Work required. Take every line containing "desc" out of the records.

Data supplied.
******************************
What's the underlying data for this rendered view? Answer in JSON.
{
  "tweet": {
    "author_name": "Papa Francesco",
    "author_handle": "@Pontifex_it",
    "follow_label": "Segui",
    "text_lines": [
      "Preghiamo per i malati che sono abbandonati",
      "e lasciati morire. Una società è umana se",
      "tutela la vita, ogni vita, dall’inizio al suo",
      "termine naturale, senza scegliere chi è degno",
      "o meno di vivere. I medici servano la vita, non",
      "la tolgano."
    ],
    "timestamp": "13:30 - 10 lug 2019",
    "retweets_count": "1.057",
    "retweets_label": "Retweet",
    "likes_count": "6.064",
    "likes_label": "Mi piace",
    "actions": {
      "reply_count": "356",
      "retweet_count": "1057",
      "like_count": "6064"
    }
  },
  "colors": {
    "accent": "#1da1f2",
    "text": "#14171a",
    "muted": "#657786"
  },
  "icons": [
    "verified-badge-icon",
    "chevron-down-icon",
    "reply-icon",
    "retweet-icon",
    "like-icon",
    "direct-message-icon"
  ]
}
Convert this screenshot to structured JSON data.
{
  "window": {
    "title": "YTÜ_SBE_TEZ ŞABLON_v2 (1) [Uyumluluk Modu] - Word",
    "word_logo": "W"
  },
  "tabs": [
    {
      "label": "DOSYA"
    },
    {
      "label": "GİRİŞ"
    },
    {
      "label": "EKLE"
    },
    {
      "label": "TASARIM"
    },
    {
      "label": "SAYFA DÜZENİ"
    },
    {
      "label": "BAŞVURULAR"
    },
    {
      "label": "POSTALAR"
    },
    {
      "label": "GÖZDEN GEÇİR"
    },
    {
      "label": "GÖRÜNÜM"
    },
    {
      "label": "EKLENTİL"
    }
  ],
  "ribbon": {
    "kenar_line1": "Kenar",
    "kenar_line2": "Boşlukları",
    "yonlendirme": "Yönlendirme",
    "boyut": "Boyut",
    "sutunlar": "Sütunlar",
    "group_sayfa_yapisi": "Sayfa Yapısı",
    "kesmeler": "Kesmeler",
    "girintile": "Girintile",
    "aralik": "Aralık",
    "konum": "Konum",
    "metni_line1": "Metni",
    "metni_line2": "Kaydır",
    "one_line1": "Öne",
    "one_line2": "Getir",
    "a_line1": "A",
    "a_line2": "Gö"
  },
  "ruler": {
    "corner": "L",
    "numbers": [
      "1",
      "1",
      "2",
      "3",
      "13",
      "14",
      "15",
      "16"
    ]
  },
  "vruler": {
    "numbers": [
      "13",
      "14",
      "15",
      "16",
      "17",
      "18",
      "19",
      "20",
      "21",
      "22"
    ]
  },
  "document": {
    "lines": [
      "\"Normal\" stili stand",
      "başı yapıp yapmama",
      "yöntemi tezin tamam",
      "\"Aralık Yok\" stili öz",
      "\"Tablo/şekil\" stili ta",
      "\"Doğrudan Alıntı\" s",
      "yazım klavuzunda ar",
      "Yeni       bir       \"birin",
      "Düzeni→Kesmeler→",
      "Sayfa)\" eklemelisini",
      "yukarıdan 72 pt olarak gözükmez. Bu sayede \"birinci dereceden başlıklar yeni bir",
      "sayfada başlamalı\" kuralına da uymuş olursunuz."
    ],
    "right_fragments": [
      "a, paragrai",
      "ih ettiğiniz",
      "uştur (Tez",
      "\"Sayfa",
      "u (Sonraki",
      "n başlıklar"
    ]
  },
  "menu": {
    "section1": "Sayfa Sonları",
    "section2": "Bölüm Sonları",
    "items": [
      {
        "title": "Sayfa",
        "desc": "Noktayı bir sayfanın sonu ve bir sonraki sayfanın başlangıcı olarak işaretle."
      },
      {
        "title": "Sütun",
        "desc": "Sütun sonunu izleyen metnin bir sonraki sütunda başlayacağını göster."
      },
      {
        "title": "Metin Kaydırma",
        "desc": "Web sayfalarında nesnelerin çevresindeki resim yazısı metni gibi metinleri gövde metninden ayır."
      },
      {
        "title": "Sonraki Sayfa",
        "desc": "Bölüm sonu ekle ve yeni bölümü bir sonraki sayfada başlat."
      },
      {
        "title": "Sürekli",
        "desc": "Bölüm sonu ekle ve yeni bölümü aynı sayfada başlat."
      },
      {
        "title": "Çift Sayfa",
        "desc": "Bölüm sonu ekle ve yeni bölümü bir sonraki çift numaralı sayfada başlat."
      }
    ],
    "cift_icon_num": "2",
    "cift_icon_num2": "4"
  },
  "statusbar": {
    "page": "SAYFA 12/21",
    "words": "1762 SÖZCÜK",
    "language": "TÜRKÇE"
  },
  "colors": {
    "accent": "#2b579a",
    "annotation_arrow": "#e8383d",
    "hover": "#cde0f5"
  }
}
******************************
Task result.
        "desc": "Noktayı bir sayfanın sonu ve bir sonraki sayfanın başlangıcı olarak işaretle."
        "desc": "Sütun sonunu izleyen metnin bir sonraki sütunda başlayacağını göster."
        "desc": "Web sayfalarında nesnelerin çevresindeki resim yazısı metni gibi metinleri gövde metninden ayır."
        "desc": "Bölüm sonu ekle ve yeni bölümü bir sonraki sayfada başlat."
        "desc": "Bölüm sonu ekle ve yeni bölümü aynı sayfada başlat."
        "desc": "Bölüm sonu ekle ve yeni bölümü bir sonraki çift numaralı sayfada başlat."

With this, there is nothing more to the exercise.